> _PROMPT_
For the entries below, report every line that includes the word "data".

*** THE INPUT Section Begins ***

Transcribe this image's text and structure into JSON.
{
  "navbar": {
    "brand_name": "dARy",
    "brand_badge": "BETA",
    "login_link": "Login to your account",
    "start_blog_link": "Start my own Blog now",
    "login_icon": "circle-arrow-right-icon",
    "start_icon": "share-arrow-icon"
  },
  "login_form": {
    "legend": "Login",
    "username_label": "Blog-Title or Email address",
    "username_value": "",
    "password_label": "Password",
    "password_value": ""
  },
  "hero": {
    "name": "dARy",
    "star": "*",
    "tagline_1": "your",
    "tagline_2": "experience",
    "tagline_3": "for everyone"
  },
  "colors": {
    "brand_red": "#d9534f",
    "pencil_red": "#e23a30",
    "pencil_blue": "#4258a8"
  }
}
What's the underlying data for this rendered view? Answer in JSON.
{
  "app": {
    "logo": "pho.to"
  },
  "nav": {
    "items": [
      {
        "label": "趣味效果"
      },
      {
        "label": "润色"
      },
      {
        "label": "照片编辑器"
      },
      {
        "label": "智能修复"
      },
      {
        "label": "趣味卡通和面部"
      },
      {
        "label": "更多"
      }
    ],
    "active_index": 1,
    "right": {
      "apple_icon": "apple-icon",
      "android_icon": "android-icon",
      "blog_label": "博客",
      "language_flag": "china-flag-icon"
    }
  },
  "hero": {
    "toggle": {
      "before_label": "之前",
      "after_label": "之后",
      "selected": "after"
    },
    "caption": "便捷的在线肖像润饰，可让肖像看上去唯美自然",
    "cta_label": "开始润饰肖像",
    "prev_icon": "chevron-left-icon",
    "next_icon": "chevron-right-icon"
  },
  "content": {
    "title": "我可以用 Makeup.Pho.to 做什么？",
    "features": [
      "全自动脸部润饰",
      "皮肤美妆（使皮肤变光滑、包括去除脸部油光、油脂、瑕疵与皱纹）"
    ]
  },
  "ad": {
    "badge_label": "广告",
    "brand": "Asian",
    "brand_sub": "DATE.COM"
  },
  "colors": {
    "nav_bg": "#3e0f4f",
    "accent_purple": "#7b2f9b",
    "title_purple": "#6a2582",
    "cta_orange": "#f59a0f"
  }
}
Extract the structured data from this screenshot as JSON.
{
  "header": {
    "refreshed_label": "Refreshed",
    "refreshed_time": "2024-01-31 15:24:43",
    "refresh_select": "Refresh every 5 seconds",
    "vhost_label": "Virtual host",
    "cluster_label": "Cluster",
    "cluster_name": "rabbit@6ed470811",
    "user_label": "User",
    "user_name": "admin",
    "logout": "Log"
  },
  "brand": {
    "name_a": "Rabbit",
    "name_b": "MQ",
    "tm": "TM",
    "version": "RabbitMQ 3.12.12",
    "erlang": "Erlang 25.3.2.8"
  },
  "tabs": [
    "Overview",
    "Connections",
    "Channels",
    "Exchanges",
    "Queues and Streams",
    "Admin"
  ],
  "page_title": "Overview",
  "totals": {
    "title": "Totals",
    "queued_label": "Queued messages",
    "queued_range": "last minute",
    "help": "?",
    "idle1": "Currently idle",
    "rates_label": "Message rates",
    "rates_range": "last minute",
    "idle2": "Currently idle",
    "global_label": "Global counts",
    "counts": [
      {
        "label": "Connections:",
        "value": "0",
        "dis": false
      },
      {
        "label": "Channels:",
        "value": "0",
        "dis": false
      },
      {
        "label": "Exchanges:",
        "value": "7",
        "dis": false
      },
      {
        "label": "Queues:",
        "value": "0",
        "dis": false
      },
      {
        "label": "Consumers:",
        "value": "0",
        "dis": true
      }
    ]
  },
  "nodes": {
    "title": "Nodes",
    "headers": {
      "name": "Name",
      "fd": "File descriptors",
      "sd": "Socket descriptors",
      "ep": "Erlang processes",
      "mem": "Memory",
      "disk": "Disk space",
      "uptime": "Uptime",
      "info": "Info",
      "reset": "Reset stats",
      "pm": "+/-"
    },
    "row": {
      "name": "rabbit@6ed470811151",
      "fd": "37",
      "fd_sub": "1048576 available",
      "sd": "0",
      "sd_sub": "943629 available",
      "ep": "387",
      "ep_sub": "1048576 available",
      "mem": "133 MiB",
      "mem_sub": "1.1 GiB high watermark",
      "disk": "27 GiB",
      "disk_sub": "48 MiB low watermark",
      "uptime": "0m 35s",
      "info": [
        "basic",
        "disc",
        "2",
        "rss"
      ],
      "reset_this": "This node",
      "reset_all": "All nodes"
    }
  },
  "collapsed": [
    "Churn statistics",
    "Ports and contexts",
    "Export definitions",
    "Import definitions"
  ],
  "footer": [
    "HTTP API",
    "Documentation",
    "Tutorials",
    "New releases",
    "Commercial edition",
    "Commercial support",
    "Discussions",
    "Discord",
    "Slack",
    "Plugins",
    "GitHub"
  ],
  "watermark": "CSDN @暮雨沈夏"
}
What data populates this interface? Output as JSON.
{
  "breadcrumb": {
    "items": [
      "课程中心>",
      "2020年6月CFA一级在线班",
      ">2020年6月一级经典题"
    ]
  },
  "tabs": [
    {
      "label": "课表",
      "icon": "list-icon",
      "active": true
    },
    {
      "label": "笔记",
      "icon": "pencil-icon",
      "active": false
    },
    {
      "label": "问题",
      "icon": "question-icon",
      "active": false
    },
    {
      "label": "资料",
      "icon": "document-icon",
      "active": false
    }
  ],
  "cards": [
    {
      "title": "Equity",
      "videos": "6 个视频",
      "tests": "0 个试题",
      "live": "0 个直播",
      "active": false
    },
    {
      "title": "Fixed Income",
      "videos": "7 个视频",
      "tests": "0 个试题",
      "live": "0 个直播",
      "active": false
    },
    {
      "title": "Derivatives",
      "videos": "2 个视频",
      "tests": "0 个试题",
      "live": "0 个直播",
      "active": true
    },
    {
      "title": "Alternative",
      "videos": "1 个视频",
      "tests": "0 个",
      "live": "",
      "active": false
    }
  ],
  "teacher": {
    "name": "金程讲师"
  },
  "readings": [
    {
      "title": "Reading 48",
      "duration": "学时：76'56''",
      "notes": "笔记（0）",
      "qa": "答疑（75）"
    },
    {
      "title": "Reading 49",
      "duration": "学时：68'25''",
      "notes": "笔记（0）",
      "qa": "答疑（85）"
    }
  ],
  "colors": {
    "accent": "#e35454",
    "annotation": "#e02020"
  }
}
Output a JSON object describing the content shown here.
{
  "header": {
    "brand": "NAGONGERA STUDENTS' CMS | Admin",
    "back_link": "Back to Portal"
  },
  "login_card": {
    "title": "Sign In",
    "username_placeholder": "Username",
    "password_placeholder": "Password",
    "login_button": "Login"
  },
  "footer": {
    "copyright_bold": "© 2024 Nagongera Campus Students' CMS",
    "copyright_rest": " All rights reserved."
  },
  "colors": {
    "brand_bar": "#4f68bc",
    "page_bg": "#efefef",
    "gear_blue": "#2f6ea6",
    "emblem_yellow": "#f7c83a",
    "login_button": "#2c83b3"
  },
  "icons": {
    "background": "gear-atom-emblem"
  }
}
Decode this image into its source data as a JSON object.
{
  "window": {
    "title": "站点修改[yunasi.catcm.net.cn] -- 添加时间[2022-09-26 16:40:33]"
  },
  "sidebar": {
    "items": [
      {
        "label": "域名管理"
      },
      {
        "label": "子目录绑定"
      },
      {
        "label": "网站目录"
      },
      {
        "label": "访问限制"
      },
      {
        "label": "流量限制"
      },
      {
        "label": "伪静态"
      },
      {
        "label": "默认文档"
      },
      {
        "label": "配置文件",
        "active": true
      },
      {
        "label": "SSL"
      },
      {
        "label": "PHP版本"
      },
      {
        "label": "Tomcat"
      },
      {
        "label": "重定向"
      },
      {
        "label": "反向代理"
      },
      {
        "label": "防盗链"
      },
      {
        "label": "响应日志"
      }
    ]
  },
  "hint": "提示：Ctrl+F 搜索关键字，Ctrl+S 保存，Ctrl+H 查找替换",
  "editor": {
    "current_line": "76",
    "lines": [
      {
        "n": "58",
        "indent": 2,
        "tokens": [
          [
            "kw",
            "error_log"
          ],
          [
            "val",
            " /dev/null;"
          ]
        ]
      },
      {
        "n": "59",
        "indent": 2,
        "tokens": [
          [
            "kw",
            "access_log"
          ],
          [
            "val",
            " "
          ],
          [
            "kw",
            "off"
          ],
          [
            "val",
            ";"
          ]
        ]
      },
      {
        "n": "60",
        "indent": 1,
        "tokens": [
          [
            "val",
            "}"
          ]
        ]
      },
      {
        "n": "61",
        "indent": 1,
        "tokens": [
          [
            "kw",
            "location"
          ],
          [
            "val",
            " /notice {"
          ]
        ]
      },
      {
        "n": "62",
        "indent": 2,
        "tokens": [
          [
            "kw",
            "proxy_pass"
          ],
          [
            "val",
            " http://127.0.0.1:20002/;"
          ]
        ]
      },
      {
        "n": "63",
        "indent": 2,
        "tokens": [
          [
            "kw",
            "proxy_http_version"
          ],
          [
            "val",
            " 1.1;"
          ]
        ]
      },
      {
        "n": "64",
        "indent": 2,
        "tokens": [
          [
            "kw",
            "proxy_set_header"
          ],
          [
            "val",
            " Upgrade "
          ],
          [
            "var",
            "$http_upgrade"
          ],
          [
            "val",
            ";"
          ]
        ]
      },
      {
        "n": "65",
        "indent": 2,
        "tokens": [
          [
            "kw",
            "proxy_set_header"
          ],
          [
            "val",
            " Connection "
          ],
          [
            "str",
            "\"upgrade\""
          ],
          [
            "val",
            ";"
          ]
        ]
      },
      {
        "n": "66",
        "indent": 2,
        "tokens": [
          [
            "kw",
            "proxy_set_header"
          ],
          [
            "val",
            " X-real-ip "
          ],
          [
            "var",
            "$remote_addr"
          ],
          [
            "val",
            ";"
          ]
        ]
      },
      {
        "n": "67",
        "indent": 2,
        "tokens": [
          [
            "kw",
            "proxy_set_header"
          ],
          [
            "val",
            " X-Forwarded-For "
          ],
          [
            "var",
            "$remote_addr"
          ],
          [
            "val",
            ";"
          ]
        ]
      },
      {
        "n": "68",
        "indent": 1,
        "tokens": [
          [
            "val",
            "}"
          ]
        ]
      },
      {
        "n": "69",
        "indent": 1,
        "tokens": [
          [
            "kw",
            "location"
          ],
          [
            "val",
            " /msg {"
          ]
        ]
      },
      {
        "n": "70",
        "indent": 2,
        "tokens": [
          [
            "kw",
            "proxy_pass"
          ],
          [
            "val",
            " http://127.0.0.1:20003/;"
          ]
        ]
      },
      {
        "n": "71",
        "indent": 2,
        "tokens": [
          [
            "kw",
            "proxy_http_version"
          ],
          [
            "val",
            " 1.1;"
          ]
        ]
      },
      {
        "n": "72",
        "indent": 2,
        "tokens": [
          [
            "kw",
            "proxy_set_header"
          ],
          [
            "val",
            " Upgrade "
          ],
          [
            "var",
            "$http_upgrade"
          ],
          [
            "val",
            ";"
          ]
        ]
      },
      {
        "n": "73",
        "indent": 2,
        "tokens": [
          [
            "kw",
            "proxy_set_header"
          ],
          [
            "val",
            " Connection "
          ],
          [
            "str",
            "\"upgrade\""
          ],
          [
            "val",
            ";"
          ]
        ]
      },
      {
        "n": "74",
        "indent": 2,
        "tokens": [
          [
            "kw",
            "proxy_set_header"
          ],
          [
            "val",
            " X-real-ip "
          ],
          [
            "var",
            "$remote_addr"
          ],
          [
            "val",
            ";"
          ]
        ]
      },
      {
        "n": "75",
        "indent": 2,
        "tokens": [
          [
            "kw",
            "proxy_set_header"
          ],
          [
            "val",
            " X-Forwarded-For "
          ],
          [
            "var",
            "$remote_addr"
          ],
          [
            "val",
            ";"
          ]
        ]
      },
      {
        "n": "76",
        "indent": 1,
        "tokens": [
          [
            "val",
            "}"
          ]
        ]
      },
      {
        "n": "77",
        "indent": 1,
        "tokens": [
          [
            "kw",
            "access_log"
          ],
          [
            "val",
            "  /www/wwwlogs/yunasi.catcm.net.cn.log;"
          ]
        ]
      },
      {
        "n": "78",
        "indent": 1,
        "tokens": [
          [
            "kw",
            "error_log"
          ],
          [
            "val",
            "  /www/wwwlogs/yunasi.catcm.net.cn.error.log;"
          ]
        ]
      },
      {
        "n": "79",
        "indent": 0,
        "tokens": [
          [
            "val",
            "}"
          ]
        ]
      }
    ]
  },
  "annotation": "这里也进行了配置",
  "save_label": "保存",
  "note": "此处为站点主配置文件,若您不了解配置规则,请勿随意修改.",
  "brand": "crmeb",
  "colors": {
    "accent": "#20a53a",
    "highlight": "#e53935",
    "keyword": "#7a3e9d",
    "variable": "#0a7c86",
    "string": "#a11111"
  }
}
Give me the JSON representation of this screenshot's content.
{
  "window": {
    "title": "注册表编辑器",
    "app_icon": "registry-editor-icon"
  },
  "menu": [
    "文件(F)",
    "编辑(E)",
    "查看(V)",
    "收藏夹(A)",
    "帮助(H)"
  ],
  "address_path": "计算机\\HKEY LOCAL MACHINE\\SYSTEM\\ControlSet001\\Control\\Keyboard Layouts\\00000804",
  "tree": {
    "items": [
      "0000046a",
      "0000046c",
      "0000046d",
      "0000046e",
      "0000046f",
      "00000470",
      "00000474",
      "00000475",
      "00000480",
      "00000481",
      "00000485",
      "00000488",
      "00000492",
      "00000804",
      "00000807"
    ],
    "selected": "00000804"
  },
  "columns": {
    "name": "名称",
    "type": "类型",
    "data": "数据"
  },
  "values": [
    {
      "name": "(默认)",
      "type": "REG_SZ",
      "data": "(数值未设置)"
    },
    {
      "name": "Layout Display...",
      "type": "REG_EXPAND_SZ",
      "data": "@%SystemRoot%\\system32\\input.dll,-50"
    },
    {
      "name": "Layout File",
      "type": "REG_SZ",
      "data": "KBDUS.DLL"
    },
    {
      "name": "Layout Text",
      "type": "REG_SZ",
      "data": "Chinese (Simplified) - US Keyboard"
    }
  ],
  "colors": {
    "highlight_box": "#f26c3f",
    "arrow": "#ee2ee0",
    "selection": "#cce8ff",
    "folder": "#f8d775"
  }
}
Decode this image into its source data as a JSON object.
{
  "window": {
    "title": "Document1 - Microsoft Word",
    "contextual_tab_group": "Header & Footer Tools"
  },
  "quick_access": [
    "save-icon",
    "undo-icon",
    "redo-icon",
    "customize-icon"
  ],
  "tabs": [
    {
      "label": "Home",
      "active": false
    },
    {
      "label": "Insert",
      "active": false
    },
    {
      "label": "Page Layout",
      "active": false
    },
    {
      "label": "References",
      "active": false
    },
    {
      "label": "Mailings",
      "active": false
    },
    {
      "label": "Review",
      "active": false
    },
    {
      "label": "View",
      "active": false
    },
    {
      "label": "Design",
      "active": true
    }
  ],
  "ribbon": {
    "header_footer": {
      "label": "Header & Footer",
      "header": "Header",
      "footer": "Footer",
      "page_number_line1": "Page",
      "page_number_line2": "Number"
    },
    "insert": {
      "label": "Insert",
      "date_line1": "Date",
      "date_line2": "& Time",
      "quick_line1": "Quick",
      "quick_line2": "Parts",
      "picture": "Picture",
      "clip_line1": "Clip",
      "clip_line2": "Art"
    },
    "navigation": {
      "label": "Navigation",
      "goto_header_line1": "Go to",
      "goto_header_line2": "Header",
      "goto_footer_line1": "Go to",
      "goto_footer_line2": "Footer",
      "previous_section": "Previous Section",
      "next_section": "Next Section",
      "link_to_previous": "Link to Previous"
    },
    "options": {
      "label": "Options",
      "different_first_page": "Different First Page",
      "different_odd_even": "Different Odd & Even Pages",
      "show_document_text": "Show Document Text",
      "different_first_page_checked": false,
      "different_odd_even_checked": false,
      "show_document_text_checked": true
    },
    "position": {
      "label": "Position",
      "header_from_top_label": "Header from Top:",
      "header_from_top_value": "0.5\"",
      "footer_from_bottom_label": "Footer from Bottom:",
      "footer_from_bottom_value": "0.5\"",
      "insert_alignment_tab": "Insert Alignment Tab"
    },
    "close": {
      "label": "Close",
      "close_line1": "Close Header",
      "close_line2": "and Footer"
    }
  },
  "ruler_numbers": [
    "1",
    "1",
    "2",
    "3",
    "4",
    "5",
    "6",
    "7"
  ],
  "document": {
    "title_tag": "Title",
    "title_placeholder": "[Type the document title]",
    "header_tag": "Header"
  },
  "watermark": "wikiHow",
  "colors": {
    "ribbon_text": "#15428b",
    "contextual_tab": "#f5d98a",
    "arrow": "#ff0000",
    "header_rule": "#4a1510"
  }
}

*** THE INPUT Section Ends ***

> _EXERCISE RESPONSE_
What's the underlying data for this rendered view? Answer in JSON.
Extract the structured data from this screenshot as JSON.
What data populates this interface? Output as JSON.
Decode this image into its source data as a JSON object.
    "data": "数据"
      "data": "(数值未设置)"
      "data": "@%SystemRoot%\\system32\\input.dll,-50"
      "data": "KBDUS.DLL"
      "data": "Chinese (Simplified) - US Keyboard"
Decode this image into its source data as a JSON object.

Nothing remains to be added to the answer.